potential for confusion around the “CPU” and “Number of nodes” categories. We
removed those and created the following new fields: “Cluster components,”
“Nodes (work + control plane),” and
“vCPUs (work + control plane).” These new categories better describe test
configurations and clarify how many CPUs engage with the workload.
The second set of
changes involves the number of data points that we list in the table for each web
microservices test run. For example, previously, we published a unique entry
for each level of concurrency a test run records. If a run scaled to 32
concurrent instances, we presented the data for each instance in its own row. This
helped to show the performance curve during a single test as the workload
scaled up, but it made it more difficult for visitors to identify the best
throughput results from an individual run.

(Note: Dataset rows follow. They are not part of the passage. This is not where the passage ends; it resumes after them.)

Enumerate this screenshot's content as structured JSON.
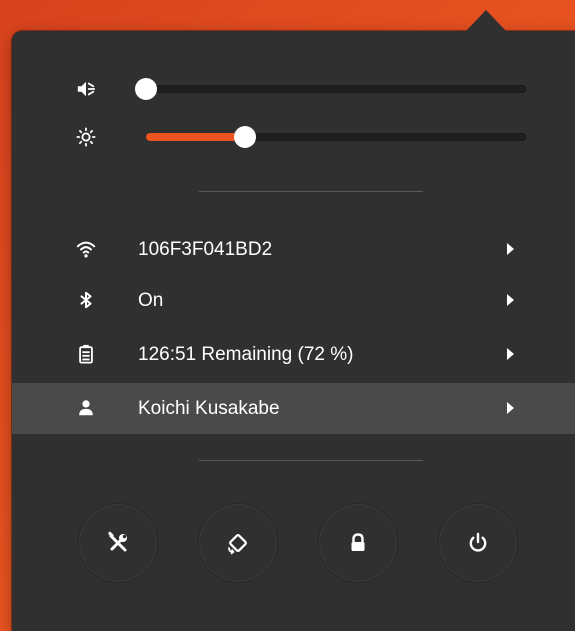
{
  "status_menu": {
    "volume": {
      "icon": "audio-volume-muted-icon",
      "level_percent": 0
    },
    "brightness": {
      "icon": "display-brightness-icon",
      "level_percent": 26
    },
    "items": [
      {
        "id": "wifi",
        "icon": "wifi-icon",
        "label": "106F3F041BD2"
      },
      {
        "id": "bluetooth",
        "icon": "bluetooth-icon",
        "label": "On"
      },
      {
        "id": "battery",
        "icon": "battery-icon",
        "label": "126:51 Remaining (72 %)"
      },
      {
        "id": "user",
        "icon": "user-icon",
        "label": "Koichi Kusakabe",
        "selected": true
      }
    ],
    "system_buttons": [
      {
        "id": "settings",
        "icon": "settings-tools-icon"
      },
      {
        "id": "orientation-lock",
        "icon": "rotation-lock-icon"
      },
      {
        "id": "lock",
        "icon": "lock-icon"
      },
      {
        "id": "power",
        "icon": "power-icon"
      }
    ]
  },
  "colors": {
    "accent": "#E95420",
    "menu_background": "#303030",
    "selected_row": "#4A4A4A",
    "track": "#1F1F1F",
    "separator": "#595959",
    "text": "#FFFFFF"
  }
}
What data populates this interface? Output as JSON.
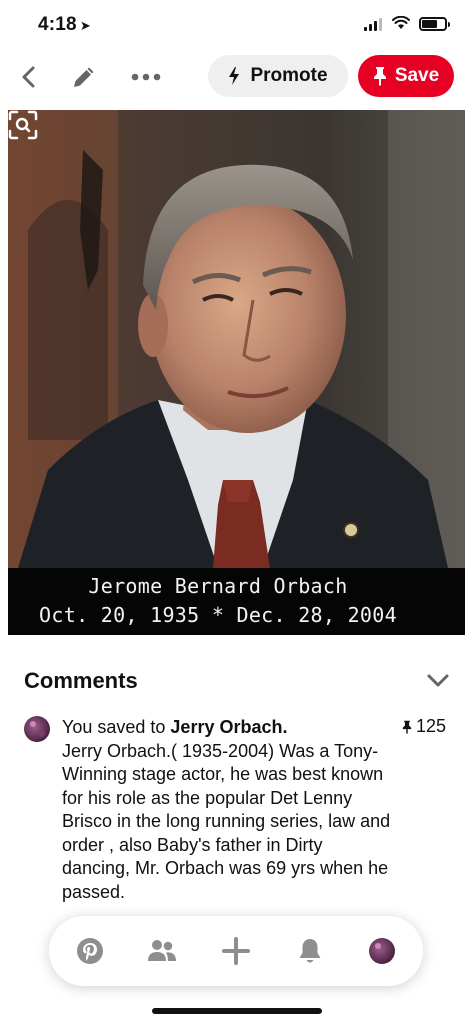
{
  "status_bar": {
    "time": "4:18",
    "location_arrow": "location-arrow-icon"
  },
  "toolbar": {
    "back_icon": "chevron-left-icon",
    "edit_icon": "pencil-icon",
    "more_icon": "more-dots-icon",
    "promote_label": "Promote",
    "save_label": "Save",
    "accent_color": "#e60023"
  },
  "pin": {
    "caption_line1": "Jerome Bernard Orbach",
    "caption_line2": "Oct. 20, 1935 * Dec. 28, 2004",
    "visual_search_icon": "visual-search-icon"
  },
  "comments": {
    "header": "Comments",
    "saved_prefix": "You saved to ",
    "board_name": "Jerry Orbach.",
    "description": "Jerry Orbach.( 1935-2004) Was a Tony-Winning stage actor, he was best known for his role as the popular Det Lenny Brisco in the long running series, law and order , also Baby's father in Dirty dancing, Mr. Orbach was 69 yrs when he passed.",
    "save_count": "125"
  },
  "bottom_nav": {
    "items": [
      "pinterest-home-icon",
      "following-icon",
      "create-plus-icon",
      "notifications-bell-icon",
      "profile-avatar"
    ]
  }
}
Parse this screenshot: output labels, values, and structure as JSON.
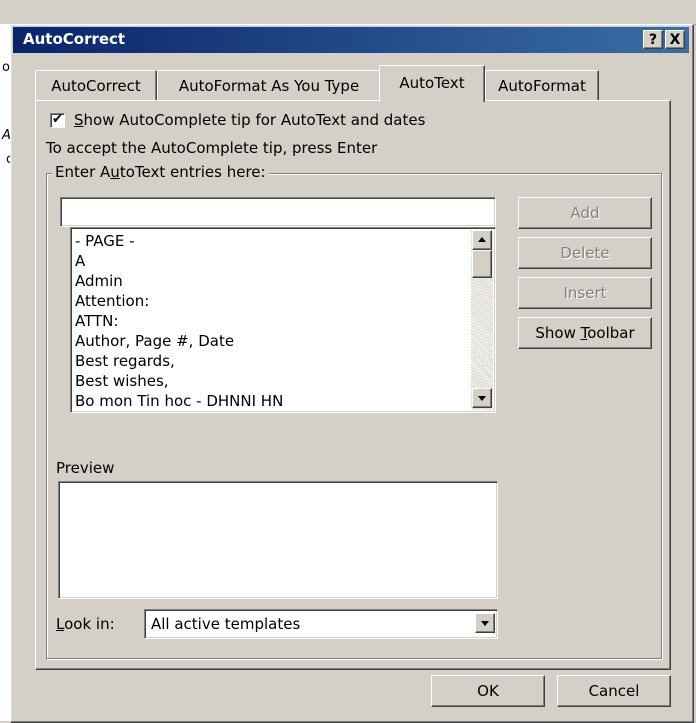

We decided to consolidate the
results from a complete test run on a single row, highlighting only the maximum
number of successful requests (throughout). All the raw data from each run remains
available for download on the details page for each result, but visitors don’t
have to wade through all that data to find the configuration’s main “score.”
We view the development of the CloudXPRT results viewer as an ongoing process. As we add results and receive feedback from testers about the data presentation formats that work best for them, we’ll continue to add more features and tweak existing ones to make them as useful as possible. If you have any questions about CloudXPRT results or the results viewer, please let us know!
The CloudXPRT Preview installation packages are now available on CloudXPRT.com and the BenchmarkXPRT GitHub repository! The CloudXPRT Preview includes two workloads: web microservices and data analytics (you can find more details about the workloads here). Testers can use metrics from the workloads to compare IaaS stack (both hardware and software) performance and to evaluate whether any given stack is capable of meeting SLA thresholds. You can configure CloudXPRT to run on local datacenter, Amazon Web Services, Google Cloud Platform, or Microsoft Azure deployments.
Several different test packages are available for
download from the CloudXPRT download
page. For detailed installation instructions and
hardware and software requirements for each, click the package’s readme link. The
Helpful Info box on CloudXPRT.com also contains resources such as links to the
CloudXPRT master readme and the CloudXPRT GitHub repository. Soon, we will add
a link to the CloudXPRT Preview source code, which will be freely available for
testers to download and review.
All interested parties may now publish CloudXPRT
results. However, until we begin the formal results submission and review process in July, we will publish only results we
produce in our own lab. We anticipate adding the first set of those within the coming
We’re thankful for all the input we received during the initial CloudXPRT development process, and we welcome feedback on the CloudXPRT Preview. If you have any questions about CloudXPRT, or would like to share your comments and suggestions, please let us know.